Revised from script written by Frances Wooden
That is BirdNote.
[Mallards chattering at edge of water]
Ah, Mallards at your native pond… They’re our largest dabbling duck and amongst geese, probably the most considerable species. They’re the supply of all home geese besides the Muscovy. (muss-KO-vee) There’s a feminine making herself heard… [Female Mallard quacking]
However does it appear that every one the brightly coloured male Mallards have disappeared? By now, the male duck’s want for fancy feathers to draw the females has handed. The male Mallards have molted, dropping their vivid inexperienced, reddish, black, and white feathers, and changing them with mottled brown ones. Turning into extra subdued colours for the months of summer time, helps camouflage the male geese, defending them from predators. Come fall, the Mallards will molt once more and return to the colourful dandies we bear in mind.

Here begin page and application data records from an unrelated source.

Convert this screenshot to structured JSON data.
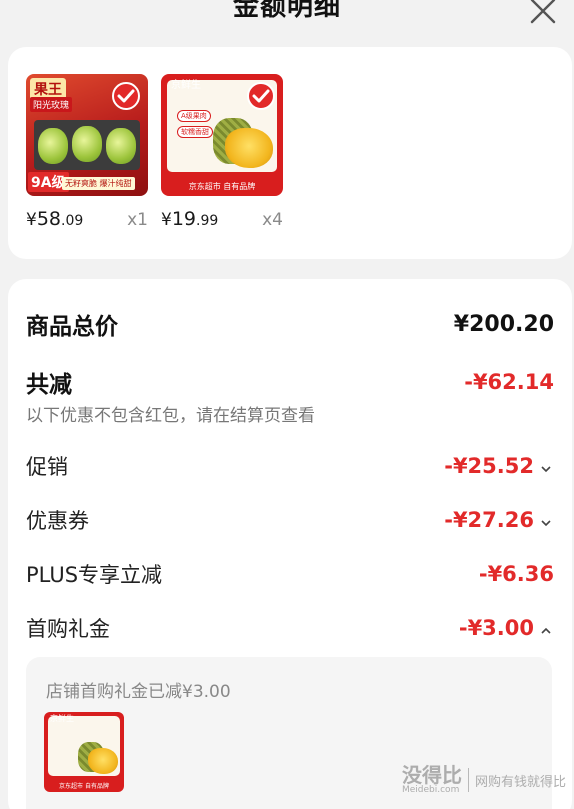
{
  "header": {
    "title": "金额明细",
    "close_icon": "close-icon"
  },
  "products": [
    {
      "image_icon": "grape-product-image",
      "image_text": {
        "brand": "果王",
        "subtitle": "阳光玫瑰",
        "grade": "9A级",
        "slogan": "无籽爽脆 爆汁纯甜"
      },
      "selected": true,
      "price_symbol": "¥",
      "price_int": "58",
      "price_dec": ".09",
      "quantity": "x1"
    },
    {
      "image_icon": "durian-product-image",
      "image_text": {
        "brand": "京鲜生",
        "tag1": "A级果肉",
        "tag2": "软糯香甜",
        "footer": "京东超市 自有品牌"
      },
      "selected": true,
      "price_symbol": "¥",
      "price_int": "19",
      "price_dec": ".99",
      "quantity": "x4"
    }
  ],
  "summary": {
    "total_label": "商品总价",
    "total_value": "¥200.20",
    "discount_label": "共减",
    "discount_value": "-¥62.14",
    "note": "以下优惠不包含红包，请在结算页查看",
    "items": [
      {
        "label": "促销",
        "value": "-¥25.52",
        "chevron": "chevron-down-icon"
      },
      {
        "label": "优惠券",
        "value": "-¥27.26",
        "chevron": "chevron-down-icon"
      },
      {
        "label": "PLUS专享立减",
        "value": "-¥6.36"
      },
      {
        "label": "首购礼金",
        "value": "-¥3.00",
        "chevron": "chevron-up-icon"
      }
    ],
    "detail": {
      "text": "店铺首购礼金已减¥3.00",
      "thumb_brand": "京鲜生",
      "thumb_footer": "京东超市 自有品牌"
    }
  },
  "watermark": {
    "main": "没得比",
    "url": "Meidebi.com",
    "slogan": "网购有钱就得比"
  },
  "colors": {
    "accent_red": "#e22a2a",
    "background": "#f2f2f2",
    "card": "#ffffff"
  }
}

Within the meantime, whereas all of the Mallards appear to be brownish females, there’s one technique to distinguish males from females. Look intently on the invoice: the male’s invoice is boring yellow, whereas the feminine’s is orange marked with black.
And watch to see which duck is quacking. [More female quacking]
That’s the feminine Mallard.
Male Mallards make a extra subdued and raspy name, largely when courting or greeting, or once they really feel threatened.
For BirdNote I’m Mary McCann.
Calls of the Mallard offered by The Macaulay Library of Pure Sounds on the Cornell Lab of Ornithology, Ithaca, New York. Recorded by A.A. Allen
BirdNote’s theme music was composed and performed by Nancy Rumbel and John Kessler.
Producer: John Kessler
Govt Producer: Chris Peterson
© 2015 Tune In to Nature.org August 2018 / 2020 / 2022 Narrator: Mary McCann
Reference: “Mallard” by Drilling, Nancy, Rodger Titman and Frank McKinney, Birds of North America.